But while it may look greener in some areas, what’s being termed the ‘green drought’ is far from over.
Some areas around the Central West, Riverina and coastal areas have benefited from good rainfall of more than 100mm in recent weeks bringing a green tinge to paddocks, but sub-soil moisture levels still remain at near-record lows.
“September rainfall was average to very much below average across most of NSW, but some rainfall has seen conditions improve in parts of coastal, eastern and central regions,” DPI climatologist Anthony Clark said.
“The falls bring short-term relief with substantially more rain needed to restore depleted soil moisture levels.
“We may be dealing with a false break,” Dr Clark said.
Farmers hoping the rain will be a game changer
For Canowindra canola grower, Oliver Wythes, his 2,000-hectare property in the Central West has received its second-lowest rainfall on record.
But falls of 20–30mm in recent weeks has given him hope.
“If we hadn’t had the rain and we get a couple of dry and hot weeks, we’d have been looking at just half of what we’re now going to be able to harvest,” he said.
Coastal areas of NSW in particular have benefited from good falls of rain in September and October with some areas already receiving more than their monthly average.
Dairy farmer Rob Miller, from Milton on the South Coast, was considering closing down his dairy, which had been in operation since 1859, until it rained.
“We’ve had 75mm in the past 10 days and it’s transformed the farm; we’ve got green grass for the first time in six months,” Mr Miller said.
Some regions pulled out of drought
Parts of the state’s North Coast have received enough rain to now be declared out of drought altogether.
A fortnight into October, the average rainfall for the month has been surpassed with heavy falls over the past week.
For Shirley Mitchell, who grows sugar cane on the banks of the Tweed River at Tumblegum 20km south-west of Tweed Heads, planting next season’s crop was well and truly on hold.
“I’m saying at least a fortnight before we can start planting, and only if it [the rain] breaks today,” she said from her property, which is bordered by the river.
Last October, the total rainfall for the area was 212mm.
In the second week of this October Ms Mitchell has recorded 153mm in the space of six days — with 40mm falling in the space of two hours.
Rainfall misses out some regions, drought conditions worsen in west
Not all areas have benefited from recent rainfall.
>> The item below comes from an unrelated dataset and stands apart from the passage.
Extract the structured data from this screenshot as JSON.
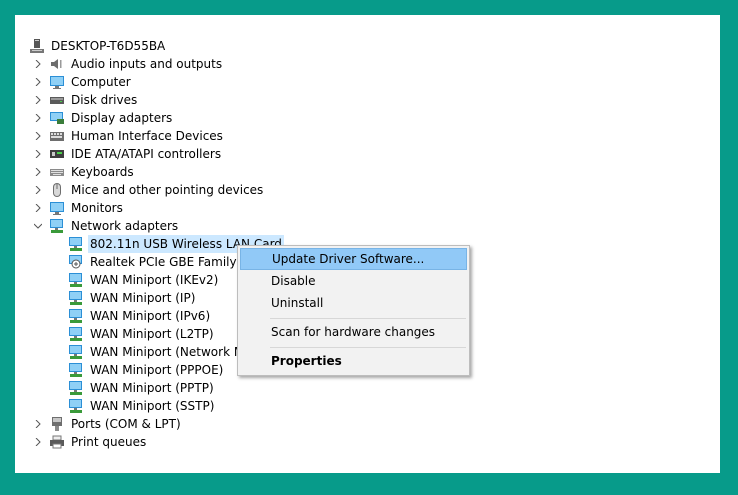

In western New South Wales, the upper Hunter and in the north-west of the state, intense drought conditions remain.
Areas around Cobar, Bourke, Walgett and Coonamble have largely missed out on falls.
Rodney Slack-Smith farms at Burren Junction, between Narrabri and Walgett, where rain has largely passed him by.
He received 12mm recently, which was the most significant fall on his property since 2016 and hearing about rain elsewhere has been depressing.
“It is hard, it plays on your mind a bit but it is good for the people down south,” Mr Slack-Smith said.
In the Hunter Valley it’s a story of both celebration and despair.
Lower Hunter farmers have received the highest rainfall in more than 12 months, with some areas recording more than 100mm over several weeks but Upper Hunter farmers have had no such luck.
Alan Hardes is a farmer and stock carrier in Muswellbrook and has seen the worst-affected areas. He said the land was showing no sign of recovering despite rainfall recordings of up to 20mm.
“Some of the pastures will need re-sowing after such a long period without rain” he said.
Source: ABC News @ 2018-10